Researchers have shown that patients who use nonsteroidal anti-inflammatory drugs like aspirin and ibuprofen are less likely to develop three types of skin cancer.
Skin Cancer (Nonmelanoma)
The US Food and Drug Administration (FDA) announced the approval of vismodegib (Erivedge), for the treatment of advanced basal cell carcinoma, the most common type of skin cancer, for patients who are not eligible for surgery or radiation, and for metastatic disease.
Using in vitro techniques and mouse models, scientists at the University of Chicago Department of Medicine and colleagues have demonstrated that downregulation of PTEN in epidermal keratinocytes predisposes skin to ultraviolet B (UVB)-induced tumorigenesis.
Metastatic melanoma maintains a growing presence around the world, and a steady disregard for treatment efforts. But two novel drugs presented at the American Society of Clinical Oncology (ASCO) Annual Meeting in Chicago, on Sunday, suggest that medicine might finally be ready to fight back against the deadliest form of skin cancer.
Scientists at UCLA’s Jonsson Comprehensive Cancer Center and the Eli and Edythe Broad Center of Regenerative Medicine and Stem Cell Research have identified that squamous cell carcinomas can originate from hair follicle stem cells.
Study pinpoints factors that put post-transplant patients at risk for non-melanoma skin cancers.

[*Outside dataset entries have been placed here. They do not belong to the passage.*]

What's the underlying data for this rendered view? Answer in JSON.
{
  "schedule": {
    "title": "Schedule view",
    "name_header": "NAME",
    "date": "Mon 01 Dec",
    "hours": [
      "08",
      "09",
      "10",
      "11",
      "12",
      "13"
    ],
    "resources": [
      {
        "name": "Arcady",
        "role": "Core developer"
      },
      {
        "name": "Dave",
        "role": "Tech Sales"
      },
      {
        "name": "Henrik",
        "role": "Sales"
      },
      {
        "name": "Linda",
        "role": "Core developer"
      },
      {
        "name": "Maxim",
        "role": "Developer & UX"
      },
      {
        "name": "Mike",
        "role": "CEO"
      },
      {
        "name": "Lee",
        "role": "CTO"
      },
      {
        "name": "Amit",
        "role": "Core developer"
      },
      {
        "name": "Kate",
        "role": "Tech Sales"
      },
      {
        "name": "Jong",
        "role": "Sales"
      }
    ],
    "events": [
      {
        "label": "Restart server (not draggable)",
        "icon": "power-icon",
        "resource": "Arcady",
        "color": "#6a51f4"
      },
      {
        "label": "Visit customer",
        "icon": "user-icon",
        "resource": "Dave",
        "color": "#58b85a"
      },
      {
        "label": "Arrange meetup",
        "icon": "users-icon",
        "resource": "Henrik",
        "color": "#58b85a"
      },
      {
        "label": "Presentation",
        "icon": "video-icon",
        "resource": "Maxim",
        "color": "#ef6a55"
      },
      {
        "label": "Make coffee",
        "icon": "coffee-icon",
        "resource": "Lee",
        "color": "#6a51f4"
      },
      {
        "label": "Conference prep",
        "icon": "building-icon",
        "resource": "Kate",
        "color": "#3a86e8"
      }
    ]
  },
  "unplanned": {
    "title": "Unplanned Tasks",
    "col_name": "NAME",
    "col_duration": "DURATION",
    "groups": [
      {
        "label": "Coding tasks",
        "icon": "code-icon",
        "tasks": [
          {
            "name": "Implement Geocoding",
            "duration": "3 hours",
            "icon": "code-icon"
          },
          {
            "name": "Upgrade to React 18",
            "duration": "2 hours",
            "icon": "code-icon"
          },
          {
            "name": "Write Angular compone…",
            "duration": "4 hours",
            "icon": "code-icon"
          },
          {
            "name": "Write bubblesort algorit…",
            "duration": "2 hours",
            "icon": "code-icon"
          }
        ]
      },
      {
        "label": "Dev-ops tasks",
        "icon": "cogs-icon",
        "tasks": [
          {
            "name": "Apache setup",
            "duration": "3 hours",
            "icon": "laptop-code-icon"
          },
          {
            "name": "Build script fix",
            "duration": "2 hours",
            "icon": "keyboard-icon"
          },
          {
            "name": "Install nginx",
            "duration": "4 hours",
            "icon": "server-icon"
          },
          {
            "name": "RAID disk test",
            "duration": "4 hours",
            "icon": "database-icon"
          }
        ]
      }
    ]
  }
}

Melanoma affects persons of all ages, causing more years of lost life than any other cancer except leukemia. The American Cancer Society estimates that about 68,720 new melanomas will be diagnosed in the US in 2009, with more than 8,650 deaths, and an estimated lifetime risk of 1 in 50 for whites, 1 in 200 for Hispanics, and 1 in 1,000 for blacks.
Annually, about 8,000 patients are found to have metastatic melanoma presenting as recurrence of an earlier primary melanoma, and this number closely approximates the annual number of deaths from the disease. This statistic illustrates the lack of progress that has been made in the treatment of stage IV melanoma over the past several decades.
The article by Bhatia and colleagues focuses on the treatment of patients with metastatic melanoma using standard therapies, but it also includes a brief outline of recent treatment approaches using investigational agents. In addition, the authors describe prognostic factors for metastatic melanoma, highlighting the impact of the extent of tumor and the site of metastasis (eg, soft-tissue vs visceral metastases) on survival.
Reviewing treatment modalities for melanoma provides many sobering reminders that advances in our scientific understanding have not yet translated into meaningful clinical benefit. As clearly delineated by the authors, the “standard” treatment of dacarbazine chemotherapy has a poor response rate and lacks durability.